Regulation has undoubtedly had a major effect on advisers’ working lives, but their relationships with third parties have also been shaped by both the introduction of new rules and the evolution of existing ones.
Discretionary fund managers (DFMs) are one group where this has been particularly obvious.
Many DFMs prospered on the back of 2013’s RDR rules, which led many advisers to outsource their investment responsibilities.
But several years later, heightened levels of regulation have exposed complications in the partnership between an adviser and DFM.
Mifid II, which came into force at the start of 2018, placed many fresh reporting requirements on intermediaries.
These, for one, have raised questions about the extent to which advisers use DFMs.
Under Mifid II, intermediaries must provide their clients with annual cost and charges reports, outlining how investment returns have been affected by fees and other costs.
For some advisers, these reports have made it difficult for them to justify DFM fees to clients, meaning more assets could be run in-house in future.
On the other hand, the FCA’s Prod requirements, introduced alongside Mifid II rules, require advisers to segment clients by their needs.
Additional burdens and complications such as these could convince more advisers to use DFMs.
For those who do use DFMs, today’s regulatory environment can create confusion about how this partnership works.
One notable example concerns the Mifid II rule that clients must be informed within 24 hours if the overall value of their portfolio has fallen by 10 per cent or more in a reporting period.
This applies to portfolios run on a discretionary basis, either by advisers themselves or those outsourced to a DFM.
In the latter case, there can be confusion about who informs the client.
If advisers are operating under an “agent as client” agreement, serving as the DFM’s client on behalf of the end investor, some have argued that only the adviser needs to be informed.

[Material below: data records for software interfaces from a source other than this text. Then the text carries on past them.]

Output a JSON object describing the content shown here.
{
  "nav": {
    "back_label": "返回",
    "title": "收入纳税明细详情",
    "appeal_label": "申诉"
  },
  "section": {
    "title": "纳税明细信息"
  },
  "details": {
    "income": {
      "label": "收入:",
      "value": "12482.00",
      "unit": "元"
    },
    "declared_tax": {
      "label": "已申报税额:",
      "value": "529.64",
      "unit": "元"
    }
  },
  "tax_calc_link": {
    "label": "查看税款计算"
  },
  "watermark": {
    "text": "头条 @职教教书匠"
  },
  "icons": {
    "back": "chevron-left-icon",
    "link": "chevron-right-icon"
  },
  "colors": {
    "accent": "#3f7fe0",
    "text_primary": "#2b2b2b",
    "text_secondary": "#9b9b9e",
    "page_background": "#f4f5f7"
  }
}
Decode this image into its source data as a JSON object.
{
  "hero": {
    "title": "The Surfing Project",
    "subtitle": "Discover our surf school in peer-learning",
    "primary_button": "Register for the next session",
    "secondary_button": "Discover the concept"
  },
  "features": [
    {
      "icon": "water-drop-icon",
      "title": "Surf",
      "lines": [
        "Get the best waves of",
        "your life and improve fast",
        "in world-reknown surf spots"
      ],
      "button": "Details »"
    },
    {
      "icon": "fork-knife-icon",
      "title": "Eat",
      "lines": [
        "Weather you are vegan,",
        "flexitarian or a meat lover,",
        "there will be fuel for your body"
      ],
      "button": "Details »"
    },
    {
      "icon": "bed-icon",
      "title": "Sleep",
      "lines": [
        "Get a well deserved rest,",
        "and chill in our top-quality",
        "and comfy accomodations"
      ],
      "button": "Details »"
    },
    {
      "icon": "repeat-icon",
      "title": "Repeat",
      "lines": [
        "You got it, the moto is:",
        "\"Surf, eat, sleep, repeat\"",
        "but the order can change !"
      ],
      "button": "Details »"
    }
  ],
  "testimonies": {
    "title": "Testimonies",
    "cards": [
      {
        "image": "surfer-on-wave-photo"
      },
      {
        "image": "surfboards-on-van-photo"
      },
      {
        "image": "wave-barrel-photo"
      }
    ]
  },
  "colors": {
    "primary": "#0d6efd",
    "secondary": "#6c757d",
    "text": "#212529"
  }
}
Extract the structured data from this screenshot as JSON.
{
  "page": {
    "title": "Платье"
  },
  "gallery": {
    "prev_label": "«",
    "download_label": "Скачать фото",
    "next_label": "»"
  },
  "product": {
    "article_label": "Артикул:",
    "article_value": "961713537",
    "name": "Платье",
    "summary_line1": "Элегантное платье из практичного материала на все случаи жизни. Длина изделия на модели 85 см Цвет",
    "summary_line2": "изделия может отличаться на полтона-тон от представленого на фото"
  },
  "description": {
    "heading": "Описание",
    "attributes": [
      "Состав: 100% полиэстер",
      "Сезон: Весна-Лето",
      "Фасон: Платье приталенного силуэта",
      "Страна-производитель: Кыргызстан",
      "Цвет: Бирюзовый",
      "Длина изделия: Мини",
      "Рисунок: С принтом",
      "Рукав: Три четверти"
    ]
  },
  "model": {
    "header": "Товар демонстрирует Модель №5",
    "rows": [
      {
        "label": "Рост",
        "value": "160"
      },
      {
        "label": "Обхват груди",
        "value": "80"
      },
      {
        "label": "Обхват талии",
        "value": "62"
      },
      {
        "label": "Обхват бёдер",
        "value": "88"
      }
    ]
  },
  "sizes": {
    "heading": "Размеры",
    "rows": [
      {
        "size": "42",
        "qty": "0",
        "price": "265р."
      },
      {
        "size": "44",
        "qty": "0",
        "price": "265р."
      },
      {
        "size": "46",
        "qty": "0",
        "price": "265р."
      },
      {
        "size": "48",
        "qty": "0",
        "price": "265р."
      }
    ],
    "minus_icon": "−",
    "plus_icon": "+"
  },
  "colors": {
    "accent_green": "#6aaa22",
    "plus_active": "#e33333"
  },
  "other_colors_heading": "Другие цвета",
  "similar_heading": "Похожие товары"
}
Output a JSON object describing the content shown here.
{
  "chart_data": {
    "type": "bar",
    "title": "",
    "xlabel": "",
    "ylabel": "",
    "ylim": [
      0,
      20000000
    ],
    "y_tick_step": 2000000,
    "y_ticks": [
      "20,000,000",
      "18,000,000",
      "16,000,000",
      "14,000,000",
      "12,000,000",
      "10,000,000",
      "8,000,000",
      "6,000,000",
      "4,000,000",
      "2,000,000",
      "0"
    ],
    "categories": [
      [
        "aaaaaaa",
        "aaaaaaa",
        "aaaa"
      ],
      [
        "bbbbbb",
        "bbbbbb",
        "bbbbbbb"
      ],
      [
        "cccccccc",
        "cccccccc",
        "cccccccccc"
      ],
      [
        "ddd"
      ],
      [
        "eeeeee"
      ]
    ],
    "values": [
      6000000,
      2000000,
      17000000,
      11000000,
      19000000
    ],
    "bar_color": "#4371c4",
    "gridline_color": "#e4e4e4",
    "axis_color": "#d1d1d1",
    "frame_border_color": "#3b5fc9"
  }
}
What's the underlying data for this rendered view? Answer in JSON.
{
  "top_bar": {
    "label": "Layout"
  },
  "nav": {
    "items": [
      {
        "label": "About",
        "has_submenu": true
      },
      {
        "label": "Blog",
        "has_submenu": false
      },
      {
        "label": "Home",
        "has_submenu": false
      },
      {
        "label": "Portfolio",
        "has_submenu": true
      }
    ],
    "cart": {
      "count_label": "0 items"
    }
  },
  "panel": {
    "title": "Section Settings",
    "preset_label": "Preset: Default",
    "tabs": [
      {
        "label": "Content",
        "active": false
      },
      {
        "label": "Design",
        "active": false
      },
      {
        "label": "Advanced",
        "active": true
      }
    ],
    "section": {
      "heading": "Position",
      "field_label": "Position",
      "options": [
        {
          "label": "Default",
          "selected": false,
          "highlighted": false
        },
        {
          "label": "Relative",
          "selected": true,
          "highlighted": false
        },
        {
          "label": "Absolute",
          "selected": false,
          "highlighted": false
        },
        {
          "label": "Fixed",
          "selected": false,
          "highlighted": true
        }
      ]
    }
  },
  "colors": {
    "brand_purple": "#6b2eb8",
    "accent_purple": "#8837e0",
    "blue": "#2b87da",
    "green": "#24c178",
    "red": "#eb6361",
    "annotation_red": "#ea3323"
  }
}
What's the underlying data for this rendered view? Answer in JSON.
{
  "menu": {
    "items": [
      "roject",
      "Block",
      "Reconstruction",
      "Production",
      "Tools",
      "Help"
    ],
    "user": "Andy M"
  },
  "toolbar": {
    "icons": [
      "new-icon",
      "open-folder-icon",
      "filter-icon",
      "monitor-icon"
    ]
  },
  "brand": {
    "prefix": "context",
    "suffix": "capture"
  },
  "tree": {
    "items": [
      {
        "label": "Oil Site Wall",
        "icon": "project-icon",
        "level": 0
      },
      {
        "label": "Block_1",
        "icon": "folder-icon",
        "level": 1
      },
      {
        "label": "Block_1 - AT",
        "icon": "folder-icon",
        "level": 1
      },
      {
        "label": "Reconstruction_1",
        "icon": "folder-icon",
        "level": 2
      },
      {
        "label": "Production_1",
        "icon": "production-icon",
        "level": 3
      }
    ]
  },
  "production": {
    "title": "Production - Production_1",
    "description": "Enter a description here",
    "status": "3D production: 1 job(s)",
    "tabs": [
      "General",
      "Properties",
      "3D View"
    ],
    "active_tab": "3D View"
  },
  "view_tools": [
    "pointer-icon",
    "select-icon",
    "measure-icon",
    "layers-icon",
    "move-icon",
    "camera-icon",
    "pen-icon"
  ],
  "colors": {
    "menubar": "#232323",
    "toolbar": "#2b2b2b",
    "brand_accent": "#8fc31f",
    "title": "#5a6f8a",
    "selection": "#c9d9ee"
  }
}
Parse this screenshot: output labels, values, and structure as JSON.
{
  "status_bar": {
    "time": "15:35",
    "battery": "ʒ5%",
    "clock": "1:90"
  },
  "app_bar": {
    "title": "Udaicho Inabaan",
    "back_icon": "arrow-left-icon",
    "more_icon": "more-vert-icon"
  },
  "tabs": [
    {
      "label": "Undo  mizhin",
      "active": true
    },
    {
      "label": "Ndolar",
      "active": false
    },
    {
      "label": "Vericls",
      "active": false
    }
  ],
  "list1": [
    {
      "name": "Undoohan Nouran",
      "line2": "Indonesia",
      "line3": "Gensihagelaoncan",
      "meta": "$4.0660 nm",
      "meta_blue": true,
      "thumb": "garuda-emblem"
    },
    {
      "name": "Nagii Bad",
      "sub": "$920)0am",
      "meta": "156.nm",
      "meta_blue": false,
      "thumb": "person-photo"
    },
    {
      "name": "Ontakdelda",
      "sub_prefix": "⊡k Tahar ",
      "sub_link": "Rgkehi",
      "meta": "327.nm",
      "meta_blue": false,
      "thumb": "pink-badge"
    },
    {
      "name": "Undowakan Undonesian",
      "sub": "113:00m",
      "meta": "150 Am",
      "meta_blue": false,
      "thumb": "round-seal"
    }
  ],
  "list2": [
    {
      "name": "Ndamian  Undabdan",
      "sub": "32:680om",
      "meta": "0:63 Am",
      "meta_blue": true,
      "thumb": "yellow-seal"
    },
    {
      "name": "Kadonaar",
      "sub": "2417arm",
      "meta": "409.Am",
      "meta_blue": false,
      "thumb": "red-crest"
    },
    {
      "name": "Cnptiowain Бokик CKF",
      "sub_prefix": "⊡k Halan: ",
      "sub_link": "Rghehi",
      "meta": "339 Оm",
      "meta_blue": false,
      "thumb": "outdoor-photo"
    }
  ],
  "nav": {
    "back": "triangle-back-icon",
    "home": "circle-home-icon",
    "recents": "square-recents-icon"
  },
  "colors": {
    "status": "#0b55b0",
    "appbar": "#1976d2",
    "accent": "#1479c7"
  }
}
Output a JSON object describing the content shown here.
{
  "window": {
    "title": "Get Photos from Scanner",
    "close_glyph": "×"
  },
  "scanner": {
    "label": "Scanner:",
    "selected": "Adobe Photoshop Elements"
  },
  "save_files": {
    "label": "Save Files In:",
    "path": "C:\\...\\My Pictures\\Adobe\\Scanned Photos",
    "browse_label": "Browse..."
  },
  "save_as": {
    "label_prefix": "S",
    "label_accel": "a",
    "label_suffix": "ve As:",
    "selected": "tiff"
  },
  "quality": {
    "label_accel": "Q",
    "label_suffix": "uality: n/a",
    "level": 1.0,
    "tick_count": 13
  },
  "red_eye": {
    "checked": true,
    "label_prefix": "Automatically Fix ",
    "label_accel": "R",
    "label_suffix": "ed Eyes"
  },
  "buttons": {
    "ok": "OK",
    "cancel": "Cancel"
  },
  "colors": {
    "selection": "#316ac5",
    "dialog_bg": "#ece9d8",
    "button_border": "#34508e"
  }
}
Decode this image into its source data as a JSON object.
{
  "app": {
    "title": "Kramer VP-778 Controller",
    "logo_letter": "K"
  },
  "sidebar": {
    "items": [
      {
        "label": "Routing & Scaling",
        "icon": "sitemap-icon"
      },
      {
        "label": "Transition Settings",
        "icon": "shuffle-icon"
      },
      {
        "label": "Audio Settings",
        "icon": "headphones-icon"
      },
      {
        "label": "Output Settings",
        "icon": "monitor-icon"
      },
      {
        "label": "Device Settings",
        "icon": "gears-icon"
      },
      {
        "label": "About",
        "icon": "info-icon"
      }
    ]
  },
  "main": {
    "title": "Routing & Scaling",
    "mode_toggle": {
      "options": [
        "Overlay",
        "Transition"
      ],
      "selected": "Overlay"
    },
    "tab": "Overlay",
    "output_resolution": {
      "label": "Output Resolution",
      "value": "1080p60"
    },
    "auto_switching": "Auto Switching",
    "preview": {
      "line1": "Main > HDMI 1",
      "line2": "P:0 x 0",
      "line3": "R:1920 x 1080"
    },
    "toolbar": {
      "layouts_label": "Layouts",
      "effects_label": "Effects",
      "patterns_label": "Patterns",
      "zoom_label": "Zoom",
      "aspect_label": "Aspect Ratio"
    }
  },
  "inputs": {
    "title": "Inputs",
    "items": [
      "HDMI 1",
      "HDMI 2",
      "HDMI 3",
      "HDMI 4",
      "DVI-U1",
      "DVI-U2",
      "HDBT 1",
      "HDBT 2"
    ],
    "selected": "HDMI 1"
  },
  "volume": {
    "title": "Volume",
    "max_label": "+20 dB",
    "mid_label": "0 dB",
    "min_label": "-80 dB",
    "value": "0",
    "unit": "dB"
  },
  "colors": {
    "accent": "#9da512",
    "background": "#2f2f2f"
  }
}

However, if the end client has been “introduced” to a DFM by the adviser, clarification is needed on whether the DFM should directly contact them or simply inform the adviser.
This is further complicated when portfolios are held on platforms, which may have the information required. As such, advisers need to clarify how the process works.
Other less obvious issues have emerged around how a DFM is appointed.
As noted, an adviser can work under an agent as client arrangement, essentially dealing with the DFM on behalf of the end investor.
But the Personal Finance Society (PFS) warns that some intermediaries believe they are operating under such arrangements without in fact having the correct level of authorisation.